[What is required]
Present the lines below again, exactly as they stand.

[Source data]
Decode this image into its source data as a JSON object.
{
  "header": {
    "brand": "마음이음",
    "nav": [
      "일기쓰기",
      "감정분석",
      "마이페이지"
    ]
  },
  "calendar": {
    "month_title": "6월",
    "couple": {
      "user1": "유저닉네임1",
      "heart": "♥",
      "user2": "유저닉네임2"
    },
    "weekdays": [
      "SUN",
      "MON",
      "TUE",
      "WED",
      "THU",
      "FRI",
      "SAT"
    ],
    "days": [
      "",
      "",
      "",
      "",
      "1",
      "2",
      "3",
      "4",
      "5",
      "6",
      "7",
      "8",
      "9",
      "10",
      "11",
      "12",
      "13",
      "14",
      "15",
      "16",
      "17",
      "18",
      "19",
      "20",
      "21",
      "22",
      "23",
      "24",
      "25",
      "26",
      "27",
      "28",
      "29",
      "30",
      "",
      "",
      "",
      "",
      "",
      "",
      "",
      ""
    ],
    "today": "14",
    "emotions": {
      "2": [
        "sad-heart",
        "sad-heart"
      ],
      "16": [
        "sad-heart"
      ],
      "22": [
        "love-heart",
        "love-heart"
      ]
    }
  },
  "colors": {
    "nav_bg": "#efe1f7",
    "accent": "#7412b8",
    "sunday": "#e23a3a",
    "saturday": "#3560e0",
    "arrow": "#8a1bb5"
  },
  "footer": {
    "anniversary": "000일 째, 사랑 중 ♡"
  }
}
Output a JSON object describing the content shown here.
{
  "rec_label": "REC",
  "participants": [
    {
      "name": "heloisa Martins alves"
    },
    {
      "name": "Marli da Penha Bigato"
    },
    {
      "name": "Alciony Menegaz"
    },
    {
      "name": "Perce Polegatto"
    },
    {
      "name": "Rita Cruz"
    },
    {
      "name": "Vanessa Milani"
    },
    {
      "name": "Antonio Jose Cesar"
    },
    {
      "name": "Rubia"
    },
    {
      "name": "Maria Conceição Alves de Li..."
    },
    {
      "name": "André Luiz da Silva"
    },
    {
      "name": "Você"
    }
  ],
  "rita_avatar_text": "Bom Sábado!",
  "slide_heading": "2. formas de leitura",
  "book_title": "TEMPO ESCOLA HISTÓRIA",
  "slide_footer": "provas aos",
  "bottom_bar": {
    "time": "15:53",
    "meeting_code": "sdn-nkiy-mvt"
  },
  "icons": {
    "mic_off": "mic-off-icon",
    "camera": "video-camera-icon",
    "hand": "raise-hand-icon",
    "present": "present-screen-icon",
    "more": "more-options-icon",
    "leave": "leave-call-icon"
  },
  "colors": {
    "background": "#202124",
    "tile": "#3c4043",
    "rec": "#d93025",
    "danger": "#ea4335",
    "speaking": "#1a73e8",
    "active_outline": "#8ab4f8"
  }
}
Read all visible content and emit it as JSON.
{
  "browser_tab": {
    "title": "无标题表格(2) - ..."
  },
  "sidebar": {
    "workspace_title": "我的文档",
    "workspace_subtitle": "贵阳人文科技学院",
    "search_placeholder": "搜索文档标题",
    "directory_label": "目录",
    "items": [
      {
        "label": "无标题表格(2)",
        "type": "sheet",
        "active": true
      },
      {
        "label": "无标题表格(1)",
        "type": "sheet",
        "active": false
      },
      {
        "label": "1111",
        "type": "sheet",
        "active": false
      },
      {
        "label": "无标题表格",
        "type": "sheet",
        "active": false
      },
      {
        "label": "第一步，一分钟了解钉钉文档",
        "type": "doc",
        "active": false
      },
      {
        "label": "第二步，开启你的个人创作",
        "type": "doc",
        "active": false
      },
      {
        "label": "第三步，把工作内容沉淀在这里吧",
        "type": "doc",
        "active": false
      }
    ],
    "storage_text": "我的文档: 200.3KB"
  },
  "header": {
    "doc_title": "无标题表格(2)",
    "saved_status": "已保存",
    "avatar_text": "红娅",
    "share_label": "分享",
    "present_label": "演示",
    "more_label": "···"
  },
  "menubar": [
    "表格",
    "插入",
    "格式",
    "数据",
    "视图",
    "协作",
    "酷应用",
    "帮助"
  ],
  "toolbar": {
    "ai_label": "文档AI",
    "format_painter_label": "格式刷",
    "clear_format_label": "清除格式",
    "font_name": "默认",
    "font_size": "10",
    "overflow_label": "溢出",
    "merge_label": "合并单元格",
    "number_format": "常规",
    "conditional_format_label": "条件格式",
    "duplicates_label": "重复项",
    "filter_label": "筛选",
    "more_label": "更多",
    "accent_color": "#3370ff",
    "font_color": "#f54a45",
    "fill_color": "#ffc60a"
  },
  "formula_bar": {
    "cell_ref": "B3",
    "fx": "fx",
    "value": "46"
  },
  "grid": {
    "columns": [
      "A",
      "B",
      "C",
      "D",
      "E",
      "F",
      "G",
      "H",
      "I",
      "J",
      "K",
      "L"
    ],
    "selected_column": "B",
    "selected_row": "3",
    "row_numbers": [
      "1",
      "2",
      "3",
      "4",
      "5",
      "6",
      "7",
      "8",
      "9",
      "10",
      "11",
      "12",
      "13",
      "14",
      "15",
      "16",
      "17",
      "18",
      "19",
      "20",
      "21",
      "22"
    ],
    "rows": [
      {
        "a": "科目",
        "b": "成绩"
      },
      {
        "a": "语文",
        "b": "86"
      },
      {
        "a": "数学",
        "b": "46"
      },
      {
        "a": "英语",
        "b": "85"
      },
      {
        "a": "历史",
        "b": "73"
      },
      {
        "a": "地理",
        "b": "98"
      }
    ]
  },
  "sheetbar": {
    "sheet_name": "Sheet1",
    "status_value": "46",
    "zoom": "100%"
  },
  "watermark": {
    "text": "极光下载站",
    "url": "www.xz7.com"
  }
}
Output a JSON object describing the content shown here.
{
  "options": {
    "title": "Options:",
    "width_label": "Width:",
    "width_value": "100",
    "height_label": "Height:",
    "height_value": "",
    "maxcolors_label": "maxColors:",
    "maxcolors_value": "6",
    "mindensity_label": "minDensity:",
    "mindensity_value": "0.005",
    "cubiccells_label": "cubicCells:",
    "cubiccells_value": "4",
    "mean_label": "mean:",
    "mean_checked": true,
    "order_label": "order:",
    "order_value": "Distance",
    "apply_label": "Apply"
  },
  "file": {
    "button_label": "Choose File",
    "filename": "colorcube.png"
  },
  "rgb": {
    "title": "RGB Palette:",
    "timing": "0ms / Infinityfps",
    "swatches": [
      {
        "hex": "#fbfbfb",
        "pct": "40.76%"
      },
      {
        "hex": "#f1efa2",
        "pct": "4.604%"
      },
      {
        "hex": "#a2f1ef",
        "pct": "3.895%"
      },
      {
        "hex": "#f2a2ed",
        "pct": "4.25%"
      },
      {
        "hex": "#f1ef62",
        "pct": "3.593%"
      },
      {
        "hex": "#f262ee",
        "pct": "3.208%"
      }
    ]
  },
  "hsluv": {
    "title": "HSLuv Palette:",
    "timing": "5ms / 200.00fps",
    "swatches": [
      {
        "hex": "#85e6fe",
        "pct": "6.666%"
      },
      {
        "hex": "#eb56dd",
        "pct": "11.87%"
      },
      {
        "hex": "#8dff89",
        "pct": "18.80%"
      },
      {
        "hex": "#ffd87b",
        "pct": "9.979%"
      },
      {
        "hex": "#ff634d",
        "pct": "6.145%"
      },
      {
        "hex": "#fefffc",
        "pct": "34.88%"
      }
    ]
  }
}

[Problem solution]
Decode this image into its source data as a JSON object.
{
  "header": {
    "brand": "마음이음",
    "nav": [
      "일기쓰기",
      "감정분석",
      "마이페이지"
    ]
  },
  "calendar": {
    "month_title": "6월",
    "couple": {
      "user1": "유저닉네임1",
      "heart": "♥",
      "user2": "유저닉네임2"
    },
    "weekdays": [
      "SUN",
      "MON",
      "TUE",
      "WED",
      "THU",
      "FRI",
      "SAT"
    ],
    "days": [
      "",
      "",
      "",
      "",
      "1",
      "2",
      "3",
      "4",
      "5",
      "6",
      "7",
      "8",
      "9",
      "10",
      "11",
      "12",
      "13",
      "14",
      "15",
      "16",
      "17",
      "18",
      "19",
      "20",
      "21",
      "22",
      "23",
      "24",
      "25",
      "26",
      "27",
      "28",
      "29",
      "30",
      "",
      "",
      "",
      "",
      "",
      "",
      "",
      ""
    ],
    "today": "14",
    "emotions": {
      "2": [
        "sad-heart",
        "sad-heart"
      ],
      "16": [
        "sad-heart"
      ],
      "22": [
        "love-heart",
        "love-heart"
      ]
    }
  },
  "colors": {
    "nav_bg": "#efe1f7",
    "accent": "#7412b8",
    "sunday": "#e23a3a",
    "saturday": "#3560e0",
    "arrow": "#8a1bb5"
  },
  "footer": {
    "anniversary": "000일 째, 사랑 중 ♡"
  }
}
Output a JSON object describing the content shown here.
{
  "rec_label": "REC",
  "participants": [
    {
      "name": "heloisa Martins alves"
    },
    {
      "name": "Marli da Penha Bigato"
    },
    {
      "name": "Alciony Menegaz"
    },
    {
      "name": "Perce Polegatto"
    },
    {
      "name": "Rita Cruz"
    },
    {
      "name": "Vanessa Milani"
    },
    {
      "name": "Antonio Jose Cesar"
    },
    {
      "name": "Rubia"
    },
    {
      "name": "Maria Conceição Alves de Li..."
    },
    {
      "name": "André Luiz da Silva"
    },
    {
      "name": "Você"
    }
  ],
  "rita_avatar_text": "Bom Sábado!",
  "slide_heading": "2. formas de leitura",
  "book_title": "TEMPO ESCOLA HISTÓRIA",
  "slide_footer": "provas aos",
  "bottom_bar": {
    "time": "15:53",
    "meeting_code": "sdn-nkiy-mvt"
  },
  "icons": {
    "mic_off": "mic-off-icon",
    "camera": "video-camera-icon",
    "hand": "raise-hand-icon",
    "present": "present-screen-icon",
    "more": "more-options-icon",
    "leave": "leave-call-icon"
  },
  "colors": {
    "background": "#202124",
    "tile": "#3c4043",
    "rec": "#d93025",
    "danger": "#ea4335",
    "speaking": "#1a73e8",
    "active_outline": "#8ab4f8"
  }
}
Read all visible content and emit it as JSON.
{
  "browser_tab": {
    "title": "无标题表格(2) - ..."
  },
  "sidebar": {
    "workspace_title": "我的文档",
    "workspace_subtitle": "贵阳人文科技学院",
    "search_placeholder": "搜索文档标题",
    "directory_label": "目录",
    "items": [
      {
        "label": "无标题表格(2)",
        "type": "sheet",
        "active": true
      },
      {
        "label": "无标题表格(1)",
        "type": "sheet",
        "active": false
      },
      {
        "label": "1111",
        "type": "sheet",
        "active": false
      },
      {
        "label": "无标题表格",
        "type": "sheet",
        "active": false
      },
      {
        "label": "第一步，一分钟了解钉钉文档",
        "type": "doc",
        "active": false
      },
      {
        "label": "第二步，开启你的个人创作",
        "type": "doc",
        "active": false
      },
      {
        "label": "第三步，把工作内容沉淀在这里吧",
        "type": "doc",
        "active": false
      }
    ],
    "storage_text": "我的文档: 200.3KB"
  },
  "header": {
    "doc_title": "无标题表格(2)",
    "saved_status": "已保存",
    "avatar_text": "红娅",
    "share_label": "分享",
    "present_label": "演示",
    "more_label": "···"
  },
  "menubar": [
    "表格",
    "插入",
    "格式",
    "数据",
    "视图",
    "协作",
    "酷应用",
    "帮助"
  ],
  "toolbar": {
    "ai_label": "文档AI",
    "format_painter_label": "格式刷",
    "clear_format_label": "清除格式",
    "font_name": "默认",
    "font_size": "10",
    "overflow_label": "溢出",
    "merge_label": "合并单元格",
    "number_format": "常规",
    "conditional_format_label": "条件格式",
    "duplicates_label": "重复项",
    "filter_label": "筛选",
    "more_label": "更多",
    "accent_color": "#3370ff",
    "font_color": "#f54a45",
    "fill_color": "#ffc60a"
  },
  "formula_bar": {
    "cell_ref": "B3",
    "fx": "fx",
    "value": "46"
  },
  "grid": {
    "columns": [
      "A",
      "B",
      "C",
      "D",
      "E",
      "F",
      "G",
      "H",
      "I",
      "J",
      "K",
      "L"
    ],
    "selected_column": "B",
    "selected_row": "3",
    "row_numbers": [
      "1",
      "2",
      "3",
      "4",
      "5",
      "6",
      "7",
      "8",
      "9",
      "10",
      "11",
      "12",
      "13",
      "14",
      "15",
      "16",
      "17",
      "18",
      "19",
      "20",
      "21",
      "22"
    ],
    "rows": [
      {
        "a": "科目",
        "b": "成绩"
      },
      {
        "a": "语文",
        "b": "86"
      },
      {
        "a": "数学",
        "b": "46"
      },
      {
        "a": "英语",
        "b": "85"
      },
      {
        "a": "历史",
        "b": "73"
      },
      {
        "a": "地理",
        "b": "98"
      }
    ]
  },
  "sheetbar": {
    "sheet_name": "Sheet1",
    "status_value": "46",
    "zoom": "100%"
  },
  "watermark": {
    "text": "极光下载站",
    "url": "www.xz7.com"
  }
}
Output a JSON object describing the content shown here.
{
  "options": {
    "title": "Options:",
    "width_label": "Width:",
    "width_value": "100",
    "height_label": "Height:",
    "height_value": "",
    "maxcolors_label": "maxColors:",
    "maxcolors_value": "6",
    "mindensity_label": "minDensity:",
    "mindensity_value": "0.005",
    "cubiccells_label": "cubicCells:",
    "cubiccells_value": "4",
    "mean_label": "mean:",
    "mean_checked": true,
    "order_label": "order:",
    "order_value": "Distance",
    "apply_label": "Apply"
  },
  "file": {
    "button_label": "Choose File",
    "filename": "colorcube.png"
  },
  "rgb": {
    "title": "RGB Palette:",
    "timing": "0ms / Infinityfps",
    "swatches": [
      {
        "hex": "#fbfbfb",
        "pct": "40.76%"
      },
      {
        "hex": "#f1efa2",
        "pct": "4.604%"
      },
      {
        "hex": "#a2f1ef",
        "pct": "3.895%"
      },
      {
        "hex": "#f2a2ed",
        "pct": "4.25%"
      },
      {
        "hex": "#f1ef62",
        "pct": "3.593%"
      },
      {
        "hex": "#f262ee",
        "pct": "3.208%"
      }
    ]
  },
  "hsluv": {
    "title": "HSLuv Palette:",
    "timing": "5ms / 200.00fps",
    "swatches": [
      {
        "hex": "#85e6fe",
        "pct": "6.666%"
      },
      {
        "hex": "#eb56dd",
        "pct": "11.87%"
      },
      {
        "hex": "#8dff89",
        "pct": "18.80%"
      },
      {
        "hex": "#ffd87b",
        "pct": "9.979%"
      },
      {
        "hex": "#ff634d",
        "pct": "6.145%"
      },
      {
        "hex": "#fefffc",
        "pct": "34.88%"
      }
    ]
  }
}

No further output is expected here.